■ Problem
Repeat every record below exactly as it appears.

■ Data records
-*-*-
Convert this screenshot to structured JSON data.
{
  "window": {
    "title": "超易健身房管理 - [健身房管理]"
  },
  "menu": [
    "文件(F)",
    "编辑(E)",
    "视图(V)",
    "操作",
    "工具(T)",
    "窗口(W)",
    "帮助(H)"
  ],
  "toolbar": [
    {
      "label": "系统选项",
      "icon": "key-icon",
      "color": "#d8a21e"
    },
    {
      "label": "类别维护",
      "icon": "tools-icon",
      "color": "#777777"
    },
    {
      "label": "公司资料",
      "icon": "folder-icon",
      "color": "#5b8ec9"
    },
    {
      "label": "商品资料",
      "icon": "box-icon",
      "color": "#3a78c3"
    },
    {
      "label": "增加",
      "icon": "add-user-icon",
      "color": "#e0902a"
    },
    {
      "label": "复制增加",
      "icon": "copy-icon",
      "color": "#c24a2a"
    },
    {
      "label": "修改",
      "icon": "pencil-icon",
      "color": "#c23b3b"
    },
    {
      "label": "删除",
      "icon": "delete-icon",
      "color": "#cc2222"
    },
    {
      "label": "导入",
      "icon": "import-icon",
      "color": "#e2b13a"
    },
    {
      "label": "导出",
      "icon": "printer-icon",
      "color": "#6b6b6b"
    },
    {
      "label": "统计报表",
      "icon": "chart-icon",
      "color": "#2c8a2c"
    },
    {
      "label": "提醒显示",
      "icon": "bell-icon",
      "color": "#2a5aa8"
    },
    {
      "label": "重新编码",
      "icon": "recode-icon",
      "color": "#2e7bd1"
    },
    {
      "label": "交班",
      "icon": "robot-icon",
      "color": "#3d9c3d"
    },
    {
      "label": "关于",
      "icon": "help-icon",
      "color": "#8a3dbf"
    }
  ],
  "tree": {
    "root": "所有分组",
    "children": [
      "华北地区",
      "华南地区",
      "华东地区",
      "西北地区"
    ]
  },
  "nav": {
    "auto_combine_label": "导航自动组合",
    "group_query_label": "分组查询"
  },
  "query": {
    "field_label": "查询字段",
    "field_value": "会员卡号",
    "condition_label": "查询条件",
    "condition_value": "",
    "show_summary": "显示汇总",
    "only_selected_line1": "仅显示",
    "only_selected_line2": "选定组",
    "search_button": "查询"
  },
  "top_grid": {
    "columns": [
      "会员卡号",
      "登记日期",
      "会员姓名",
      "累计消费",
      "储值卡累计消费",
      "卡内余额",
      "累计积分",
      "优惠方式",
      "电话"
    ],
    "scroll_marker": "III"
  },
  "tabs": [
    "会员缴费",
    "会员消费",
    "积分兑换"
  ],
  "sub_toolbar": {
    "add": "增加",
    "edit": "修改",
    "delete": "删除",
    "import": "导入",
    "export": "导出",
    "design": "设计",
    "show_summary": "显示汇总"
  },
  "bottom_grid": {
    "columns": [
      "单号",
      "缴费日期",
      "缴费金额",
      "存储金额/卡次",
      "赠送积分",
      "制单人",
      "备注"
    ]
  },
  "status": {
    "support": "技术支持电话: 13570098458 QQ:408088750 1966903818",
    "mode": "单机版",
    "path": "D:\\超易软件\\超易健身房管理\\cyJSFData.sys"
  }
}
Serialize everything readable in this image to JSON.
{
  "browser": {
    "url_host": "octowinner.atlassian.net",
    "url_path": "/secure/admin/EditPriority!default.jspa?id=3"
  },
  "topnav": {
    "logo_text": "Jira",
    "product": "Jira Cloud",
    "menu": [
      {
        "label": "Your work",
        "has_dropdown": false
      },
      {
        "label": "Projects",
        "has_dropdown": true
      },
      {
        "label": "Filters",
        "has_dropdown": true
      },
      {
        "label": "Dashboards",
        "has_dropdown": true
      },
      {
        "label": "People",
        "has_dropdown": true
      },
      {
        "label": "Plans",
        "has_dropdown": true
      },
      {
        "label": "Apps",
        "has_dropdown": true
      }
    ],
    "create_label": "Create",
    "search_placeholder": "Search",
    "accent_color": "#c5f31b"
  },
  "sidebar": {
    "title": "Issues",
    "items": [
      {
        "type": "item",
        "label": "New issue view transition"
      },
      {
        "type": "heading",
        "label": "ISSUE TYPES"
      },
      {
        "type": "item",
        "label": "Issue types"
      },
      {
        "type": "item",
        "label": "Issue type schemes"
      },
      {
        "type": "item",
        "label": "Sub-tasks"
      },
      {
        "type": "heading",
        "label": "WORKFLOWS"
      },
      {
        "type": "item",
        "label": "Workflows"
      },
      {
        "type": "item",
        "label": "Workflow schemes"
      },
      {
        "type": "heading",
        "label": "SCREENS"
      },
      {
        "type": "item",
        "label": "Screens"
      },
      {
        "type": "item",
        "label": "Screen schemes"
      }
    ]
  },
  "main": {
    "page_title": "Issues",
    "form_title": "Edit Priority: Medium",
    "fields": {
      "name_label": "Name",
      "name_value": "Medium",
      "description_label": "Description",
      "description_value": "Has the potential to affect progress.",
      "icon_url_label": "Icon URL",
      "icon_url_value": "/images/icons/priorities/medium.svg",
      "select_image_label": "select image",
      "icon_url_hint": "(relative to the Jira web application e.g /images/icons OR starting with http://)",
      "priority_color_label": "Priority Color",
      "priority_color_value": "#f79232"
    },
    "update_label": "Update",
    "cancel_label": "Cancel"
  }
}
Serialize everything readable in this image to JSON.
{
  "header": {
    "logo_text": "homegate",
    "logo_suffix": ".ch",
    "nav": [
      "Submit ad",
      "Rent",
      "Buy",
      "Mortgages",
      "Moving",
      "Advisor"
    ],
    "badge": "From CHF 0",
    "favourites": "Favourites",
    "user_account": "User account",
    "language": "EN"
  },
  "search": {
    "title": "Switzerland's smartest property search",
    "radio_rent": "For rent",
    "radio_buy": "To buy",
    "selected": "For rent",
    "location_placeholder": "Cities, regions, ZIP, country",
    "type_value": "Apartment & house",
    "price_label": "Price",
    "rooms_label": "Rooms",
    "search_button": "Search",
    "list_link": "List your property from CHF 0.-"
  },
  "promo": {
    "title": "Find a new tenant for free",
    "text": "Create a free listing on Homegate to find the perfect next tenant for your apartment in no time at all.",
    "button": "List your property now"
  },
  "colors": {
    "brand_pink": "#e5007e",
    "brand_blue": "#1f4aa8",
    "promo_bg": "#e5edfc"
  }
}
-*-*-
■ Exercise response
Convert this screenshot to structured JSON data.
{
  "window": {
    "title": "超易健身房管理 - [健身房管理]"
  },
  "menu": [
    "文件(F)",
    "编辑(E)",
    "视图(V)",
    "操作",
    "工具(T)",
    "窗口(W)",
    "帮助(H)"
  ],
  "toolbar": [
    {
      "label": "系统选项",
      "icon": "key-icon",
      "color": "#d8a21e"
    },
    {
      "label": "类别维护",
      "icon": "tools-icon",
      "color": "#777777"
    },
    {
      "label": "公司资料",
      "icon": "folder-icon",
      "color": "#5b8ec9"
    },
    {
      "label": "商品资料",
      "icon": "box-icon",
      "color": "#3a78c3"
    },
    {
      "label": "增加",
      "icon": "add-user-icon",
      "color": "#e0902a"
    },
    {
      "label": "复制增加",
      "icon": "copy-icon",
      "color": "#c24a2a"
    },
    {
      "label": "修改",
      "icon": "pencil-icon",
      "color": "#c23b3b"
    },
    {
      "label": "删除",
      "icon": "delete-icon",
      "color": "#cc2222"
    },
    {
      "label": "导入",
      "icon": "import-icon",
      "color": "#e2b13a"
    },
    {
      "label": "导出",
      "icon": "printer-icon",
      "color": "#6b6b6b"
    },
    {
      "label": "统计报表",
      "icon": "chart-icon",
      "color": "#2c8a2c"
    },
    {
      "label": "提醒显示",
      "icon": "bell-icon",
      "color": "#2a5aa8"
    },
    {
      "label": "重新编码",
      "icon": "recode-icon",
      "color": "#2e7bd1"
    },
    {
      "label": "交班",
      "icon": "robot-icon",
      "color": "#3d9c3d"
    },
    {
      "label": "关于",
      "icon": "help-icon",
      "color": "#8a3dbf"
    }
  ],
  "tree": {
    "root": "所有分组",
    "children": [
      "华北地区",
      "华南地区",
      "华东地区",
      "西北地区"
    ]
  },
  "nav": {
    "auto_combine_label": "导航自动组合",
    "group_query_label": "分组查询"
  },
  "query": {
    "field_label": "查询字段",
    "field_value": "会员卡号",
    "condition_label": "查询条件",
    "condition_value": "",
    "show_summary": "显示汇总",
    "only_selected_line1": "仅显示",
    "only_selected_line2": "选定组",
    "search_button": "查询"
  },
  "top_grid": {
    "columns": [
      "会员卡号",
      "登记日期",
      "会员姓名",
      "累计消费",
      "储值卡累计消费",
      "卡内余额",
      "累计积分",
      "优惠方式",
      "电话"
    ],
    "scroll_marker": "III"
  },
  "tabs": [
    "会员缴费",
    "会员消费",
    "积分兑换"
  ],
  "sub_toolbar": {
    "add": "增加",
    "edit": "修改",
    "delete": "删除",
    "import": "导入",
    "export": "导出",
    "design": "设计",
    "show_summary": "显示汇总"
  },
  "bottom_grid": {
    "columns": [
      "单号",
      "缴费日期",
      "缴费金额",
      "存储金额/卡次",
      "赠送积分",
      "制单人",
      "备注"
    ]
  },
  "status": {
    "support": "技术支持电话: 13570098458 QQ:408088750 1966903818",
    "mode": "单机版",
    "path": "D:\\超易软件\\超易健身房管理\\cyJSFData.sys"
  }
}
Serialize everything readable in this image to JSON.
{
  "browser": {
    "url_host": "octowinner.atlassian.net",
    "url_path": "/secure/admin/EditPriority!default.jspa?id=3"
  },
  "topnav": {
    "logo_text": "Jira",
    "product": "Jira Cloud",
    "menu": [
      {
        "label": "Your work",
        "has_dropdown": false
      },
      {
        "label": "Projects",
        "has_dropdown": true
      },
      {
        "label": "Filters",
        "has_dropdown": true
      },
      {
        "label": "Dashboards",
        "has_dropdown": true
      },
      {
        "label": "People",
        "has_dropdown": true
      },
      {
        "label": "Plans",
        "has_dropdown": true
      },
      {
        "label": "Apps",
        "has_dropdown": true
      }
    ],
    "create_label": "Create",
    "search_placeholder": "Search",
    "accent_color": "#c5f31b"
  },
  "sidebar": {
    "title": "Issues",
    "items": [
      {
        "type": "item",
        "label": "New issue view transition"
      },
      {
        "type": "heading",
        "label": "ISSUE TYPES"
      },
      {
        "type": "item",
        "label": "Issue types"
      },
      {
        "type": "item",
        "label": "Issue type schemes"
      },
      {
        "type": "item",
        "label": "Sub-tasks"
      },
      {
        "type": "heading",
        "label": "WORKFLOWS"
      },
      {
        "type": "item",
        "label": "Workflows"
      },
      {
        "type": "item",
        "label": "Workflow schemes"
      },
      {
        "type": "heading",
        "label": "SCREENS"
      },
      {
        "type": "item",
        "label": "Screens"
      },
      {
        "type": "item",
        "label": "Screen schemes"
      }
    ]
  },
  "main": {
    "page_title": "Issues",
    "form_title": "Edit Priority: Medium",
    "fields": {
      "name_label": "Name",
      "name_value": "Medium",
      "description_label": "Description",
      "description_value": "Has the potential to affect progress.",
      "icon_url_label": "Icon URL",
      "icon_url_value": "/images/icons/priorities/medium.svg",
      "select_image_label": "select image",
      "icon_url_hint": "(relative to the Jira web application e.g /images/icons OR starting with http://)",
      "priority_color_label": "Priority Color",
      "priority_color_value": "#f79232"
    },
    "update_label": "Update",
    "cancel_label": "Cancel"
  }
}
Serialize everything readable in this image to JSON.
{
  "header": {
    "logo_text": "homegate",
    "logo_suffix": ".ch",
    "nav": [
      "Submit ad",
      "Rent",
      "Buy",
      "Mortgages",
      "Moving",
      "Advisor"
    ],
    "badge": "From CHF 0",
    "favourites": "Favourites",
    "user_account": "User account",
    "language": "EN"
  },
  "search": {
    "title": "Switzerland's smartest property search",
    "radio_rent": "For rent",
    "radio_buy": "To buy",
    "selected": "For rent",
    "location_placeholder": "Cities, regions, ZIP, country",
    "type_value": "Apartment & house",
    "price_label": "Price",
    "rooms_label": "Rooms",
    "search_button": "Search",
    "list_link": "List your property from CHF 0.-"
  },
  "promo": {
    "title": "Find a new tenant for free",
    "text": "Create a free listing on Homegate to find the perfect next tenant for your apartment in no time at all.",
    "button": "List your property now"
  },
  "colors": {
    "brand_pink": "#e5007e",
    "brand_blue": "#1f4aa8",
    "promo_bg": "#e5edfc"
  }
}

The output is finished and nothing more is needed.